Provided records Start Marker
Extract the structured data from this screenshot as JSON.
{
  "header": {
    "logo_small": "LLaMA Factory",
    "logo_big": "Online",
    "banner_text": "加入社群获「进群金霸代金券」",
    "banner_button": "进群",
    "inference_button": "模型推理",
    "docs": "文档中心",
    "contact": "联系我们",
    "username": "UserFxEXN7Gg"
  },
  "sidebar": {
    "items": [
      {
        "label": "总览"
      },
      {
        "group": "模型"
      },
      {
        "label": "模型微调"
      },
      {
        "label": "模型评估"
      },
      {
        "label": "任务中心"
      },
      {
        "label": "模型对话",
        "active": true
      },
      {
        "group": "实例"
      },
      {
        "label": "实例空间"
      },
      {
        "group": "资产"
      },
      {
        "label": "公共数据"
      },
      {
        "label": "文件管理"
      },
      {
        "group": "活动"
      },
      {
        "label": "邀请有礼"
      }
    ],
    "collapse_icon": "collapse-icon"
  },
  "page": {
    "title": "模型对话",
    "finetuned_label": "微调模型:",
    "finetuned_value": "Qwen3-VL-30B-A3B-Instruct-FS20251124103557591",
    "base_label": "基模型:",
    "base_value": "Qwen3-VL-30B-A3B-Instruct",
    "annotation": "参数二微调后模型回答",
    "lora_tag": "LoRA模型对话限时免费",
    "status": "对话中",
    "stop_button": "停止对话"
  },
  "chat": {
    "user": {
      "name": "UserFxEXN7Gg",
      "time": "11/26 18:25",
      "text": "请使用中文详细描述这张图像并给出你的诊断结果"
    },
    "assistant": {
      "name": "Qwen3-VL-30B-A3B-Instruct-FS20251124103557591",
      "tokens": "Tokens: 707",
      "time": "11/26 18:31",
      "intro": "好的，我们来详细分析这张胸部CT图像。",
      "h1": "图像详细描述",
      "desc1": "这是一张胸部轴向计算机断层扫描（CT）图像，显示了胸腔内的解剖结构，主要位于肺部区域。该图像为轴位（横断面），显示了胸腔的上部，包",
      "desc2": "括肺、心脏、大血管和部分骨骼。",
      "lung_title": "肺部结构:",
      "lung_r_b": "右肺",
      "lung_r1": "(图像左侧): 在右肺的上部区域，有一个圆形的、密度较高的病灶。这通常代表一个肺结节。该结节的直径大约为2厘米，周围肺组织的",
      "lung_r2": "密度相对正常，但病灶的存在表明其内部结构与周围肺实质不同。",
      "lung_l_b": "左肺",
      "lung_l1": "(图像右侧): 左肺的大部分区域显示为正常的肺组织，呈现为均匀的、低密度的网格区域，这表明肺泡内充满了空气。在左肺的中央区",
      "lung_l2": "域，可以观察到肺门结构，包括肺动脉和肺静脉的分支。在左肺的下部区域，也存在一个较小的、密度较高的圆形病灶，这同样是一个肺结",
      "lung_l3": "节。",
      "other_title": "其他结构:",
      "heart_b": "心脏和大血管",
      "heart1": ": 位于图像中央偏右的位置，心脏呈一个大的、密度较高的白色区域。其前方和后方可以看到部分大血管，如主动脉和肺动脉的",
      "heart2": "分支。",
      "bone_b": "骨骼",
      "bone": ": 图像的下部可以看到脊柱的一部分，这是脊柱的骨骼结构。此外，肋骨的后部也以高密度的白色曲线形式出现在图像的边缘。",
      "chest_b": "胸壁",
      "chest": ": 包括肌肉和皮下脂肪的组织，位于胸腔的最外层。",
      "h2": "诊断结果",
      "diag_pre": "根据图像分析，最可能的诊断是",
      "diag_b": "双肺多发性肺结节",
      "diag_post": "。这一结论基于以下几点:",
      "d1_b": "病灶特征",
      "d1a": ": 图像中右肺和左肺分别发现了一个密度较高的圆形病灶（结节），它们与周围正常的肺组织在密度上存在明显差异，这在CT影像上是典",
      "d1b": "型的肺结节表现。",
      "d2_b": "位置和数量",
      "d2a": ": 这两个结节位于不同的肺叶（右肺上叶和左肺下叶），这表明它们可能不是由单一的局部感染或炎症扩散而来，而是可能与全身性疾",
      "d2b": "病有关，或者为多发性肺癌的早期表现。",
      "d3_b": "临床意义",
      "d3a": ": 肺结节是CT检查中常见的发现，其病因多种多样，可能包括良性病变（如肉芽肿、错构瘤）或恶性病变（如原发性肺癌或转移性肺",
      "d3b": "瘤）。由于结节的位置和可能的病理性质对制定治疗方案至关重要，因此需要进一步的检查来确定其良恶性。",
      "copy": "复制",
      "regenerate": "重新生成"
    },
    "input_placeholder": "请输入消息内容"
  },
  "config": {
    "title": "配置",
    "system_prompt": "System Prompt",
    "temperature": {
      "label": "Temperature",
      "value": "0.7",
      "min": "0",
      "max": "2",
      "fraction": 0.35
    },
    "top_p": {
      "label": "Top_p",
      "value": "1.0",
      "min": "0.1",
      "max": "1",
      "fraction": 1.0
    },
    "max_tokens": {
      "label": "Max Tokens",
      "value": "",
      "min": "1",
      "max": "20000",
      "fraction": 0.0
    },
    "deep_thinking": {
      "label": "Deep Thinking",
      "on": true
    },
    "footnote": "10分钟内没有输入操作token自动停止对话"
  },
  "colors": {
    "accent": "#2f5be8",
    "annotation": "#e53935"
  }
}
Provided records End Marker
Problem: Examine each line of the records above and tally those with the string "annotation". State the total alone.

Written answer: 2